Work request: Please repeat each line below exactly, with no images in the copy.

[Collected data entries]
•••••

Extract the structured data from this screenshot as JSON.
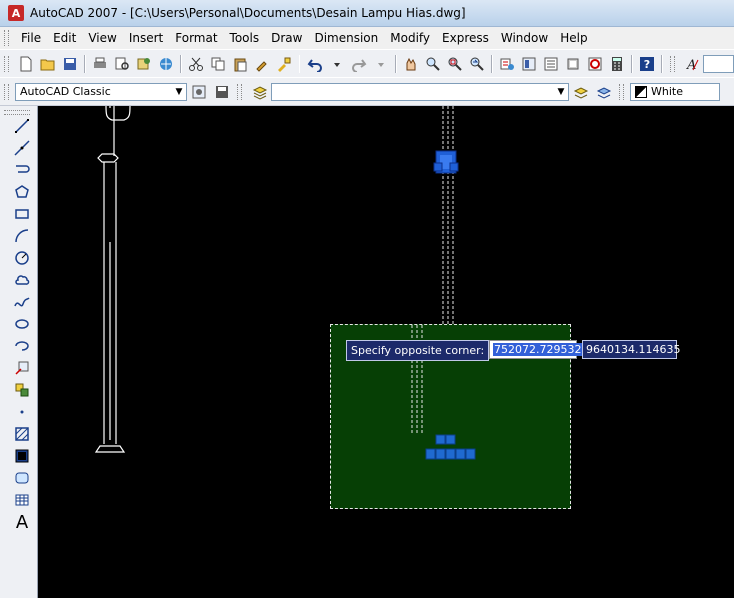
{
  "window": {
    "title": "AutoCAD 2007 - [C:\\Users\\Personal\\Documents\\Desain Lampu Hias.dwg]",
    "app_icon": "A"
  },
  "menu": {
    "items": [
      "File",
      "Edit",
      "View",
      "Insert",
      "Format",
      "Tools",
      "Draw",
      "Dimension",
      "Modify",
      "Express",
      "Window",
      "Help"
    ]
  },
  "standard_toolbar": {
    "icons": [
      "new-icon",
      "open-icon",
      "save-icon",
      "plot-icon",
      "plot-preview-icon",
      "publish-icon",
      "3d-dwf-icon",
      "cut-icon",
      "copy-icon",
      "paste-icon",
      "match-properties-icon",
      "block-editor-icon",
      "undo-icon",
      "redo-icon",
      "pan-icon",
      "zoom-realtime-icon",
      "zoom-window-icon",
      "zoom-previous-icon",
      "properties-icon",
      "design-center-icon",
      "tool-palettes-icon",
      "sheet-set-icon",
      "markup-icon",
      "calculator-icon",
      "help-icon",
      "text-style-icon"
    ]
  },
  "workspace_toolbar": {
    "workspace": "AutoCAD Classic",
    "layer_value": "",
    "color_value": "White"
  },
  "draw_toolbar": {
    "tools": [
      "line-icon",
      "construction-line-icon",
      "polyline-icon",
      "polygon-icon",
      "rectangle-icon",
      "arc-icon",
      "circle-icon",
      "revision-cloud-icon",
      "spline-icon",
      "ellipse-icon",
      "ellipse-arc-icon",
      "insert-block-icon",
      "make-block-icon",
      "point-icon",
      "hatch-icon",
      "gradient-icon",
      "region-icon",
      "table-icon",
      "multiline-text-icon"
    ],
    "mtext_glyph": "A"
  },
  "command": {
    "prompt": "Specify opposite corner:",
    "x_value": "752072.729532",
    "y_value": "9640134.114635"
  },
  "colors": {
    "canvas": "#000000",
    "selection_window": "#063f05",
    "grip": "#1f5fd6",
    "tooltip": "#1c2a6a"
  }
}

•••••

Exercise answer:
Extract the structured data from this screenshot as JSON.
{
  "window": {
    "title": "AutoCAD 2007 - [C:\\Users\\Personal\\Documents\\Desain Lampu Hias.dwg]",
    "app_icon": "A"
  },
  "menu": {
    "items": [
      "File",
      "Edit",
      "View",
      "Insert",
      "Format",
      "Tools",
      "Draw",
      "Dimension",
      "Modify",
      "Express",
      "Window",
      "Help"
    ]
  },
  "standard_toolbar": {
    "icons": [
      "new-icon",
      "open-icon",
      "save-icon",
      "plot-icon",
      "plot-preview-icon",
      "publish-icon",
      "3d-dwf-icon",
      "cut-icon",
      "copy-icon",
      "paste-icon",
      "match-properties-icon",
      "block-editor-icon",
      "undo-icon",
      "redo-icon",
      "pan-icon",
      "zoom-realtime-icon",
      "zoom-window-icon",
      "zoom-previous-icon",
      "properties-icon",
      "design-center-icon",
      "tool-palettes-icon",
      "sheet-set-icon",
      "markup-icon",
      "calculator-icon",
      "help-icon",
      "text-style-icon"
    ]
  },
  "workspace_toolbar": {
    "workspace": "AutoCAD Classic",
    "layer_value": "",
    "color_value": "White"
  },
  "draw_toolbar": {
    "tools": [
      "line-icon",
      "construction-line-icon",
      "polyline-icon",
      "polygon-icon",
      "rectangle-icon",
      "arc-icon",
      "circle-icon",
      "revision-cloud-icon",
      "spline-icon",
      "ellipse-icon",
      "ellipse-arc-icon",
      "insert-block-icon",
      "make-block-icon",
      "point-icon",
      "hatch-icon",
      "gradient-icon",
      "region-icon",
      "table-icon",
      "multiline-text-icon"
    ],
    "mtext_glyph": "A"
  },
  "command": {
    "prompt": "Specify opposite corner:",
    "x_value": "752072.729532",
    "y_value": "9640134.114635"
  },
  "colors": {
    "canvas": "#000000",
    "selection_window": "#063f05",
    "grip": "#1f5fd6",
    "tooltip": "#1c2a6a"
  }
}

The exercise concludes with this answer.